Learning from the Barcelona way
LA LIGA Barcelona v Real Madrid: Venue: Camp Nou Kick-off: Tomorrow, 6.50pm On TV: Sky Sports 1
BARCELONA PLAY Real Madrid in the Spanish league tomorrow evening. Given the game is at Barça’s Camp Nou stadium, the home side will look to maintain or stretch a surprising early eight-point lead over their Clásico rivals.
Whatever about the result, what is known for sure is that Barcelona – who average 70 per cent of possession in matches – will hog the ball in the encounter. Barça’s singular style of play, dubbed tiki taka, has garnered three Champions League titles in a five-year stretch and has served as the bedrock of Spain’s unprecedented three-in-a-row triumph in international competition.
“Barcelona’s idea is simple,” says Albert Puig, technical director of La Masia, Barcelona’s famous youth academy, which nurtured 10 of the 14 Barça players who featured in last April’s league tie against Real Madrid.
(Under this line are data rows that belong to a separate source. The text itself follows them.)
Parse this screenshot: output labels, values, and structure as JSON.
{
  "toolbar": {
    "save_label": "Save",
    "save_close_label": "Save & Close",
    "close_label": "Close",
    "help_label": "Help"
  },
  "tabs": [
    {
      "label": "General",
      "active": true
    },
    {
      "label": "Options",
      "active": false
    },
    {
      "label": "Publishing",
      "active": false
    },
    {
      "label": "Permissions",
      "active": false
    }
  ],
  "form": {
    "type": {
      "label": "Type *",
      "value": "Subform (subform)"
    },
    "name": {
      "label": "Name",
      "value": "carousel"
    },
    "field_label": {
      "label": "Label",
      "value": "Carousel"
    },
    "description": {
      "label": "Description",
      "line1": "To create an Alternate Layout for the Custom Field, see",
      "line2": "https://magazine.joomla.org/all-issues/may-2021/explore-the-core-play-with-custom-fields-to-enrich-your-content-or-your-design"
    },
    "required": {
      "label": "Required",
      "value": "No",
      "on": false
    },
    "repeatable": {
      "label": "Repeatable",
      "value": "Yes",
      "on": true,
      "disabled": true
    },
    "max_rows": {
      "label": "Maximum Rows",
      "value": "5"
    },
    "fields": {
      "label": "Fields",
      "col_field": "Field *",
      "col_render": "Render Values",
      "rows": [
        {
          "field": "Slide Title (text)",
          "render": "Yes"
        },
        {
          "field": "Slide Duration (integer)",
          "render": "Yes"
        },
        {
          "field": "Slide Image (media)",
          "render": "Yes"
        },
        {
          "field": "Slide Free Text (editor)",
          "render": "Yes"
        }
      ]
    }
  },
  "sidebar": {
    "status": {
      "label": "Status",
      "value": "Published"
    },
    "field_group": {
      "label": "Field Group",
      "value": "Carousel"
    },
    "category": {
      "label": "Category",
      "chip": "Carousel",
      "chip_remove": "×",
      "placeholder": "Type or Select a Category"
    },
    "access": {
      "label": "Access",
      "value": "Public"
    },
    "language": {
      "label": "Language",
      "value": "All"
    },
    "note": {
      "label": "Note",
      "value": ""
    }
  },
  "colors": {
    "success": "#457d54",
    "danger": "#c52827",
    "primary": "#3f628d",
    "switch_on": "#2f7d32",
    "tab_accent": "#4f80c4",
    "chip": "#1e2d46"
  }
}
“They try to keep the ball until the opposition make a mistake. They even use the ball to defend – by tiring the opposition out. The training mantra at La Masia is ‘receive, pass, offer’. They try to think of where they will make a pass before the ball arrives at their feet.”
Barça’s game is built around reverence for the pass, particularly the short pass, and an appreciation of the need to create space, and to be patient while waiting until space opens up. Basically, they like to hold onto the ball until a gap appears.
They take this philosophy to the extreme in forsaking counter attacks. Real Madrid, for example, scored half their goals last season within 20 seconds of recovering the ball, as they swept forward on the counter, invariably instigated with a long first-time pass, a classic ploy of José Mourinho-trained teams.
If a Barça player regains possession – unless he is close to the penalty area – he will re-group and pass to his nearest team-mate, the thinking being that he’s done well enough to get the ball back, and is probably off-balance and without a good enough view of the pitch to give a half-goal pass.
Les Kiss, a Chelsea fan and defensive coach to Ireland’s rugby team, can see the echoes with his code. “Barça’s basis would be that once they get the ball, they keep it. They work triangles and they work in smaller spaces, with shorter passes which, it seems to me, is critical for them.
“It’s similar to rugby – if the ball’s in the air too long the defence can press hard and take that space away and start getting man on ball. That’s why you like to pull defenders out of line in rugby with shorter passes and decoy runs, which opens space.
“Barça, it seems, don’t like to counterattack. They like to keep the ball in hand (or on foot) and pass the ball until they pull somebody out of space and then lay it off to Iniesta or one of these guys who can swoop on it into space, which suddenly breaks up the opposition’s defence.
“Sometimes, you need long passes, but it’s about doing them at the right time. The All Blacks work beautifully at short, interchanging passes. When they use wide passes their speed of pass is exceptional, and they use it at the right time.
“What happens with their shorter passing game is that they get the ball a little bit earlier so the defence isn’t controlling the space on their terms, the ball carrier has a bit more space to work his footwork and the All Blacks, in particular, work the space and push through the line and then they can offload, which opens up more spaces.”
A good sense of positioning is prized at Barça. They figure the average player is only on the ball for two minutes in a game; for the other 88 minutes he needs to take up good positions. John Morrison, who has coached several intercounty Gaelic football teams and is the author of a book on coaching methods, Game Sense, can see the logic.